To that end, spider.io suggests the industry adopt a fine-grained taxonomy — used by both demand side and supply side. Following is the list of labels the company currently applies to illegitimate ad requests:
- Hijacked device* with a fully automated browser — the Chameleon Botnet, first discovered by spider.io, is an example
- Hijacked device* where the browsing session of the unwitting device owner is hijacked through a redirect/pop-up/pop-under
- Hijacked device* where ads are injected into pages visited by the unwitting device owner — such as Sambreel AdWare injecting ads on YouTube
- Fraudulent ad hiding
- Crawler masquerading as a legitimate user
- Non-browser User-Agent header
- Cloud IP Address
- Browser prerendering
The company calls for additional suggestions and acknowledges the list may not be complete or even granular enough, noting, for example, that brand-safety specialists might have their own site-categorization labels to add to the list.
Establish An Advertising Security Mailing List
Instead of limiting input to the industry leaders on the IAB’s Task Force, spider.io suggests opening the channels of communication to everyone in the industry.
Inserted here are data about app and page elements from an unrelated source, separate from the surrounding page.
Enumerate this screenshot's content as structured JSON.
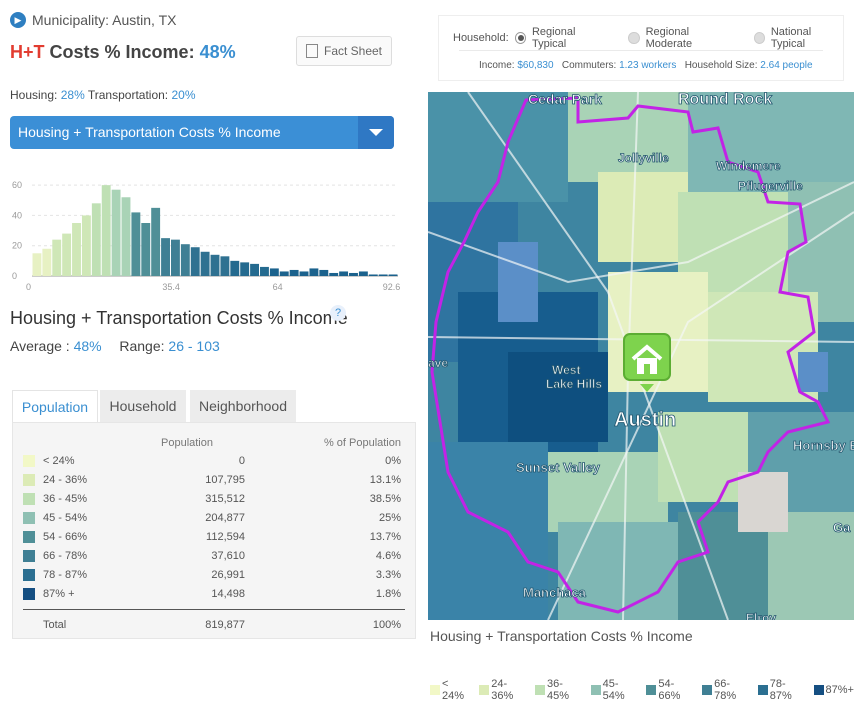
{
  "header": {
    "municipality": "Municipality: Austin, TX",
    "ht_prefix": "H+T",
    "ht_label": "Costs % Income:",
    "ht_value": "48%",
    "fact_sheet": "Fact Sheet",
    "housing_label": "Housing:",
    "housing_value": "28%",
    "transport_label": "Transportation:",
    "transport_value": "20%"
  },
  "dropdown": {
    "selected": "Housing + Transportation Costs % Income"
  },
  "histogram": {
    "yticks": [
      "60",
      "40",
      "20",
      "0"
    ],
    "xticks": [
      "0",
      "35.4",
      "64",
      "92.6"
    ]
  },
  "chart_data": {
    "type": "bar",
    "categories": [],
    "values": [
      15,
      18,
      24,
      28,
      35,
      40,
      48,
      60,
      57,
      52,
      42,
      35,
      45,
      25,
      24,
      21,
      19,
      16,
      14,
      13,
      10,
      9,
      8,
      6,
      5,
      3,
      4,
      3,
      5,
      4,
      2,
      3,
      2,
      3,
      1,
      1,
      1
    ],
    "colors": [
      "#e7f1c3",
      "#e7f1c3",
      "#cfe7b7",
      "#cfe7b7",
      "#cfe7b7",
      "#cfe7b7",
      "#bfe0b4",
      "#bfe0b4",
      "#a9d3b6",
      "#a9d3b6",
      "#4f8f97",
      "#4f8f97",
      "#4f8f97",
      "#3f7f94",
      "#3f7f94",
      "#3f7f94",
      "#2f7191",
      "#2f7191",
      "#2f7191",
      "#2f7191",
      "#246a8f",
      "#246a8f",
      "#246a8f",
      "#246a8f",
      "#1b628d",
      "#1b628d",
      "#1b628d",
      "#1b628d",
      "#1b628d",
      "#1b628d",
      "#1b628d",
      "#1b628d",
      "#1b628d",
      "#1b628d",
      "#1b628d",
      "#1b628d",
      "#1b628d"
    ],
    "ylim": [
      0,
      70
    ],
    "xlim": [
      0,
      95
    ],
    "xticks": [
      0,
      35.4,
      64,
      92.6
    ],
    "yticks": [
      0,
      20,
      40,
      60
    ],
    "grid": true,
    "title": "",
    "xlabel": "",
    "ylabel": ""
  },
  "metric": {
    "title": "Housing + Transportation Costs % Income",
    "help": "?",
    "avg_label": "Average :",
    "avg_value": "48%",
    "range_label": "Range:",
    "range_value": "26 - 103"
  },
  "tabs": [
    "Population",
    "Household",
    "Neighborhood"
  ],
  "table": {
    "col_population": "Population",
    "col_pct": "% of Population",
    "rows": [
      {
        "label": "< 24%",
        "pop": "0",
        "pct": "0%",
        "color": "#f2f8c7"
      },
      {
        "label": "24 - 36%",
        "pop": "107,795",
        "pct": "13.1%",
        "color": "#dcebb6"
      },
      {
        "label": "36 - 45%",
        "pop": "315,512",
        "pct": "38.5%",
        "color": "#bfe0b4"
      },
      {
        "label": "45 - 54%",
        "pop": "204,877",
        "pct": "25%",
        "color": "#8fc0b3"
      },
      {
        "label": "54 - 66%",
        "pop": "112,594",
        "pct": "13.7%",
        "color": "#4f8f97"
      },
      {
        "label": "66 - 78%",
        "pop": "37,610",
        "pct": "4.6%",
        "color": "#3f7f94"
      },
      {
        "label": "78 - 87%",
        "pop": "26,991",
        "pct": "3.3%",
        "color": "#2b6f91"
      },
      {
        "label": "87% +",
        "pop": "14,498",
        "pct": "1.8%",
        "color": "#154f82"
      }
    ],
    "total_label": "Total",
    "total_pop": "819,877",
    "total_pct": "100%"
  },
  "household_panel": {
    "label": "Household:",
    "options": [
      "Regional Typical",
      "Regional Moderate",
      "National Typical"
    ],
    "selected_index": 0,
    "income_label": "Income:",
    "income_value": "$60,830",
    "commuters_label": "Commuters:",
    "commuters_value": "1.23 workers",
    "size_label": "Household Size:",
    "size_value": "2.64 people"
  },
  "map": {
    "labels": [
      "Cedar Park",
      "Round Rock",
      "Jollyville",
      "Windemere",
      "Pflugerville",
      "West",
      "Lake Hills",
      "Austin",
      "Sunset Valley",
      "Hornsby B",
      "Manchaca",
      "Elroy",
      "Ga",
      "ave"
    ],
    "caption": "Housing + Transportation Costs % Income"
  },
  "legend": [
    {
      "label": "< 24%",
      "color": "#f2f8c7"
    },
    {
      "label": "24-36%",
      "color": "#dcebb6"
    },
    {
      "label": "36-45%",
      "color": "#bfe0b4"
    },
    {
      "label": "45-54%",
      "color": "#8fc0b3"
    },
    {
      "label": "54-66%",
      "color": "#4f8f97"
    },
    {
      "label": "66-78%",
      "color": "#3f7f94"
    },
    {
      "label": "78-87%",
      "color": "#2b6f91"
    },
    {
      "label": "87%+",
      "color": "#154f82"
    }
  ]
}
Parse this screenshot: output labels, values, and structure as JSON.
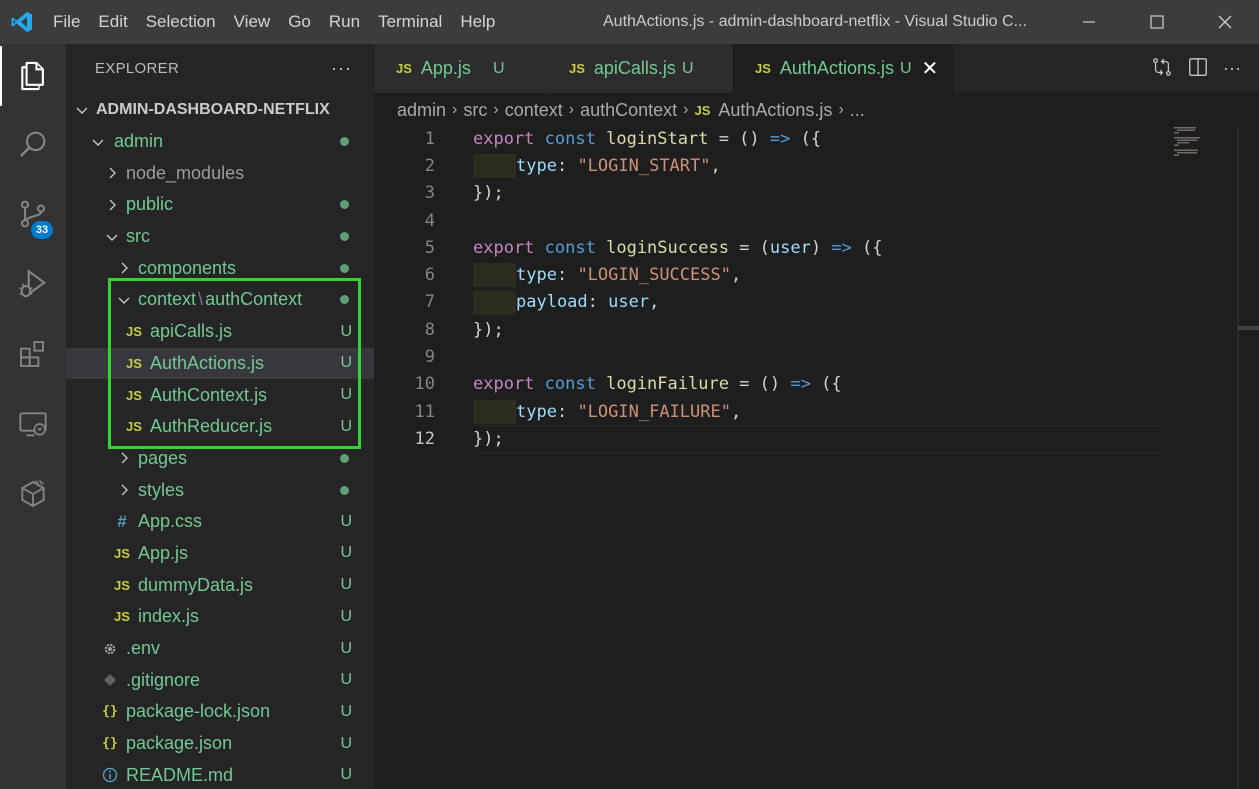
{
  "titlebar": {
    "menu": [
      "File",
      "Edit",
      "Selection",
      "View",
      "Go",
      "Run",
      "Terminal",
      "Help"
    ],
    "title": "AuthActions.js - admin-dashboard-netflix - Visual Studio C..."
  },
  "activitybar": {
    "icons": [
      "explorer-icon",
      "search-icon",
      "source-control-icon",
      "run-debug-icon",
      "extensions-icon",
      "remote-explorer-icon",
      "docker-icon"
    ],
    "source_control_badge": "33"
  },
  "sidebar": {
    "title": "EXPLORER",
    "more": "···",
    "root": "ADMIN-DASHBOARD-NETFLIX",
    "items": [
      {
        "label": "admin",
        "status": "dot"
      },
      {
        "label": "node_modules",
        "status": ""
      },
      {
        "label": "public",
        "status": "dot"
      },
      {
        "label": "src",
        "status": "dot"
      },
      {
        "label": "components",
        "status": "dot"
      },
      {
        "label": "context",
        "label2": "authContext",
        "status": "dot"
      },
      {
        "label": "apiCalls.js",
        "status": "U"
      },
      {
        "label": "AuthActions.js",
        "status": "U"
      },
      {
        "label": "AuthContext.js",
        "status": "U"
      },
      {
        "label": "AuthReducer.js",
        "status": "U"
      },
      {
        "label": "pages",
        "status": "dot"
      },
      {
        "label": "styles",
        "status": "dot"
      },
      {
        "label": "App.css",
        "status": "U"
      },
      {
        "label": "App.js",
        "status": "U"
      },
      {
        "label": "dummyData.js",
        "status": "U"
      },
      {
        "label": "index.js",
        "status": "U"
      },
      {
        "label": ".env",
        "status": "U"
      },
      {
        "label": ".gitignore",
        "status": "U"
      },
      {
        "label": "package-lock.json",
        "status": "U"
      },
      {
        "label": "package.json",
        "status": "U"
      },
      {
        "label": "README.md",
        "status": "U"
      }
    ],
    "icon_labels": {
      "js": "JS",
      "css": "#",
      "json": "{}"
    }
  },
  "tabs": [
    {
      "label": "App.js",
      "status": "U"
    },
    {
      "label": "apiCalls.js",
      "status": "U"
    },
    {
      "label": "AuthActions.js",
      "status": "U",
      "close": "✕"
    }
  ],
  "breadcrumb": [
    "admin",
    "src",
    "context",
    "authContext",
    "AuthActions.js",
    "..."
  ],
  "code": {
    "line_numbers": [
      "1",
      "2",
      "3",
      "4",
      "5",
      "6",
      "7",
      "8",
      "9",
      "10",
      "11",
      "12"
    ],
    "tokens": {
      "export": "export",
      "const": "const",
      "loginStart": "loginStart",
      "loginSuccess": "loginSuccess",
      "loginFailure": "loginFailure",
      "eq_empty": " = () ",
      "eq_open": " = (",
      "user_param": "user",
      "close_paren": ") ",
      "arrow": "=>",
      "open_obj": " ({",
      "type": "type",
      "payload": "payload",
      "colon": ": ",
      "comma": ",",
      "user_val": "user",
      "str_start": "\"LOGIN_START\"",
      "str_success": "\"LOGIN_SUCCESS\"",
      "str_failure": "\"LOGIN_FAILURE\"",
      "close_obj": "});"
    }
  },
  "colors": {
    "highlight_box": "#2ed62e",
    "git_untracked": "#73c991",
    "accent": "#007acc"
  }
}
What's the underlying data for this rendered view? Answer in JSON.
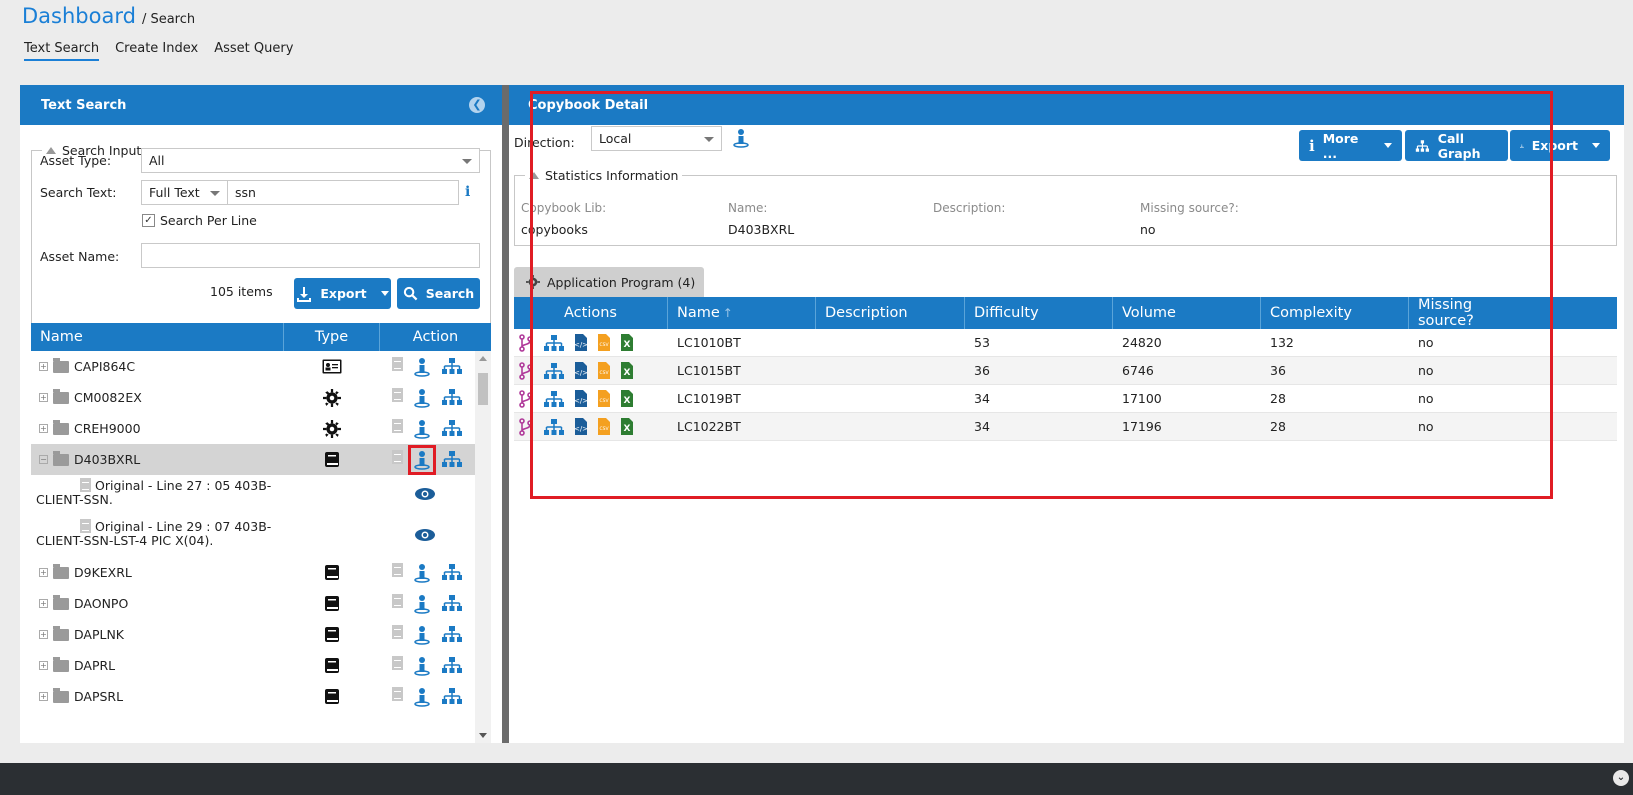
{
  "header": {
    "title": "Dashboard",
    "breadcrumb": "/ Search"
  },
  "tabs": [
    "Text Search",
    "Create Index",
    "Asset Query"
  ],
  "left_panel": {
    "title": "Text Search",
    "search_input": {
      "legend": "Search Input",
      "asset_type_label": "Asset Type:",
      "asset_type_value": "All",
      "search_text_label": "Search Text:",
      "search_mode": "Full Text",
      "search_text_value": "ssn",
      "search_per_line_label": "Search Per Line",
      "search_per_line_checked": true,
      "asset_name_label": "Asset Name:",
      "asset_name_value": "",
      "items_count": "105 items",
      "export_label": "Export",
      "search_label": "Search"
    },
    "grid": {
      "headers": [
        "Name",
        "Type",
        "Action"
      ],
      "rows": [
        {
          "name": "CAPI864C",
          "type_icon": "id-card-icon"
        },
        {
          "name": "CM0082EX",
          "type_icon": "gear-icon"
        },
        {
          "name": "CREH9000",
          "type_icon": "gear-icon"
        },
        {
          "name": "D403BXRL",
          "type_icon": "book-icon",
          "expanded": true,
          "selected": true
        },
        {
          "name": "D9KEXRL",
          "type_icon": "book-icon"
        },
        {
          "name": "DAONPO",
          "type_icon": "book-icon"
        },
        {
          "name": "DAPLNK",
          "type_icon": "book-icon"
        },
        {
          "name": "DAPRL",
          "type_icon": "book-icon"
        },
        {
          "name": "DAPSRL",
          "type_icon": "book-icon"
        }
      ],
      "children": [
        {
          "text1": "Original - Line 27 : 05 403B-",
          "text2": "CLIENT-SSN."
        },
        {
          "text1": "Original - Line 29 : 07 403B-",
          "text2": "CLIENT-SSN-LST-4 PIC X(04)."
        }
      ]
    }
  },
  "right_panel": {
    "title": "Copybook Detail",
    "direction_label": "Direction:",
    "direction_value": "Local",
    "more_label": "More ...",
    "call_graph_label": "Call Graph",
    "export_label": "Export",
    "stats": {
      "legend": "Statistics Information",
      "keys": [
        "Copybook Lib:",
        "Name:",
        "Description:",
        "Missing source?:"
      ],
      "values": [
        "copybooks",
        "D403BXRL",
        "",
        "no"
      ]
    },
    "app_tab": "Application Program (4)",
    "program_grid": {
      "headers": [
        "Actions",
        "Name",
        "Description",
        "Difficulty",
        "Volume",
        "Complexity",
        "Missing source?"
      ],
      "rows": [
        {
          "name": "LC1010BT",
          "description": "",
          "difficulty": "53",
          "volume": "24820",
          "complexity": "132",
          "missing": "no"
        },
        {
          "name": "LC1015BT",
          "description": "",
          "difficulty": "36",
          "volume": "6746",
          "complexity": "36",
          "missing": "no"
        },
        {
          "name": "LC1019BT",
          "description": "",
          "difficulty": "34",
          "volume": "17100",
          "complexity": "28",
          "missing": "no"
        },
        {
          "name": "LC1022BT",
          "description": "",
          "difficulty": "34",
          "volume": "17196",
          "complexity": "28",
          "missing": "no"
        }
      ]
    }
  },
  "colors": {
    "accent": "#1b7ac4",
    "title_blue": "#1a7fd6",
    "highlight_red": "#e01c24"
  }
}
A mailing list modeled on the general security mailing list, Bugtraq, on which information security vulnerabilities are often first announced, for example, would allow everyone in the ecosystem to review and debate how best to secure the legitimacy of the ad inventory being traded.
Here again, spider.io calls for specificity when disclosing vulnerability details if such a system is developed: “The credibility of our collective efforts to improve inventory quality is at stake. So as an industry we need to be vigilant for sweeping, unsubstantiated generalisations.”
So, what do you think? Are these proposals worthy of further consideration?